Nearly half of the nation’s elementary schools were open for full-time classroom learning as of last month, but the share of students learning in-person has varied greatly by region and by race, with most nonwhite students learning entirely online, according to results from a national survey conducted by the Biden administration.
For the White House, the survey results, released Wednesday, mark the starting line for President Joe Biden’s pledge to have most K-8 schools open full-time in his first 100 days in office. But they also show that he never had far to go to meet that goal.
Among schools that enroll fourth graders, 47% offered full-time classroom learning in February, while for schools that teach eighth-graders, the figure was 46%. The data suggested that at least some students weren’t opting in.
“The data collected by the survey are essential for beginning to measure and understand the pandemic’s impact on American students,” said Mark Schneider, director of the Institute of Education Sciences, the research arm of the U.S. Education Department.
The administration plans to update the initial data set each month to show how many U.S. schools are teaching in-person, online or through a combination. The federal government did not previously collect information on the topic, making it difficult to track progress on reopening schools.
The new findings are based on a survey of 3,500 public schools whose student bodies include fourth graders, along with 3,500 schools that serve eighth graders. A total of 44 states agreed to participate, while six states declined to take part. The survey asked schools about their teaching methods as of February but gathered other data as of January.
The survey casts new light on a period of particularly bitter debate in the school reopening process. In January, officials in California, Chicago and other locales were still locked in stalemate with teachers over reopening plans, with vaccines often arising as a sticking point.
Since January, however, the push to reopen has gained steam in many areas. The Centers for Disease Control and Prevention issued a roadmap to reopening in February, and this month the agency relaxed guidelines around social distancing in schools. Amid pressure from Biden, dozens of states are now focusing on giving COVID-19 vaccines to teachers and other school staff.
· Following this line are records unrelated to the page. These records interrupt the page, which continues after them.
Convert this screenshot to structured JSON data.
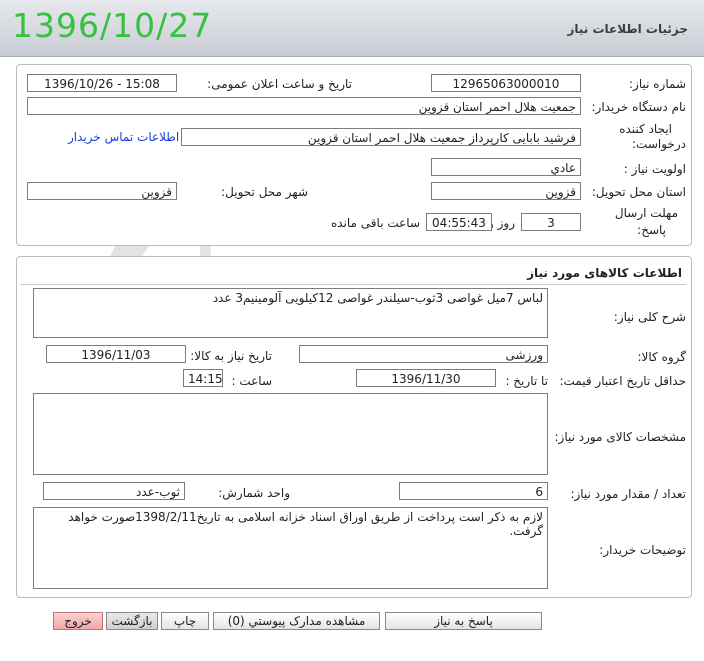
{
  "header": {
    "title": "جزئیات اطلاعات نیاز",
    "date": "1396/10/27"
  },
  "need_info": {
    "need_number_label": "شماره نیاز:",
    "need_number": "12965063000010",
    "announce_label": "تاریخ و ساعت اعلان عمومی:",
    "announce_value": "1396/10/26 - 15:08",
    "buyer_org_label": "نام دستگاه خریدار:",
    "buyer_org": "جمعیت هلال احمر استان قزوین",
    "creator_label_line1": "ایجاد کننده",
    "creator_label_line2": "درخواست:",
    "creator": "فرشید  بابایی کارپرداز جمعیت هلال احمر استان قزوین",
    "contact_link": "اطلاعات تماس خریدار",
    "priority_label": "اولویت نیاز :",
    "priority": "عادي",
    "province_label": "استان محل تحویل:",
    "province": "قزوین",
    "city_label": "شهر محل تحویل:",
    "city": "قزوین",
    "deadline_label_line1": "مهلت ارسال",
    "deadline_label_line2": "پاسخ:",
    "days": "3",
    "days_label": "روز و",
    "time_left": "04:55:43",
    "time_left_label": "ساعت باقی مانده"
  },
  "goods": {
    "section_title": "اطلاعات کالاهای مورد نیاز",
    "general_desc_label": "شرح کلی نیاز:",
    "general_desc": "لباس 7میل غواصی 3ثوب-سیلندر غواصی 12کیلویی آلومینیم3 عدد",
    "group_label": "گروه کالا:",
    "group": "ورزشی",
    "need_date_label": "تاریخ نیاز به کالا:",
    "need_date": "1396/11/03",
    "validity_label": "حداقل تاریخ اعتبار قیمت:",
    "until_date_label": "تا تاریخ :",
    "until_date": "1396/11/30",
    "time_label": "ساعت :",
    "time": "14:15",
    "specs_label": "مشخصات کالای مورد نیاز:",
    "specs": "",
    "qty_label": "تعداد / مقدار مورد نیاز:",
    "qty": "6",
    "unit_label": "واحد شمارش:",
    "unit": "ثوب-عدد",
    "buyer_notes_label": "توضیحات خریدار:",
    "buyer_notes": "لازم به ذکر است پرداخت از طریق اوراق اسناد خزانه اسلامی به تاریخ1398/2/11صورت خواهد گرفت."
  },
  "buttons": {
    "reply": "پاسخ به نیاز",
    "attachments": "مشاهده مدارک پیوستي (0)",
    "print": "چاپ",
    "back": "بازگشت",
    "exit": "خروج"
  },
  "watermark": {
    "main": "هزاره",
    "sub": "ارتباط"
  },
  "colors": {
    "header_date": "#37c23e",
    "link": "#1a3fd6",
    "exit_button": "#f2a7a7"
  }
}
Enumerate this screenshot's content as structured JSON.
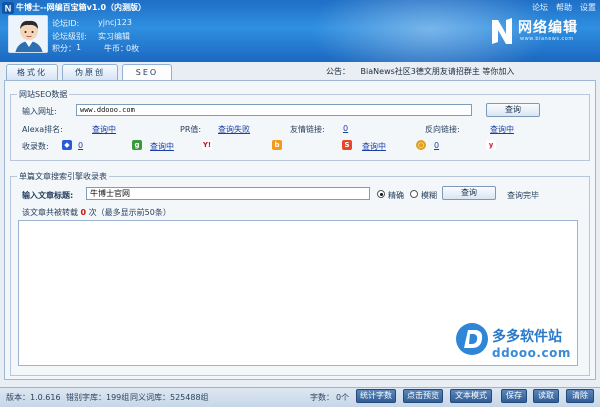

As more schools invite students back to the classroom, many parents are conflicted, according to a separate poll from The University of Chicago Harris School of Public Policy and The Associated Press-NORC Center for Public Affairs Research. It found that a majority of parents are at least somewhat concerned that in-person instruction will lead to more people being infected, but a slightly larger share are at least somewhat concerned that their children will face setbacks in school because of the coronavirus pandemic.
In addition to tracking school teaching methods, the new federal survey also tracks how many students have enrolled in each type of learning.
In January, the survey found, 38% of fourth graders enrolled in full-time, in-person learning, compared to 28% of eighth graders. Larger shares of students were entirely remote, with 43% of fourth graders and 48% of eighth graders learning away from school. It was not clear what share of students were learning online by choice and how many were in schools without in-person options.
The survey does not include high schools, which weren’t included in Biden’s reopening promise and pose additional challenges as they work to reopen. Younger children are less likely to get seriously ill from the coronavirus, and education experts say they have the greatest need for in-person learning.
The Education Department said it will issue updated data from the survey each month through July. The information is published on a dashboard on the agency’s website.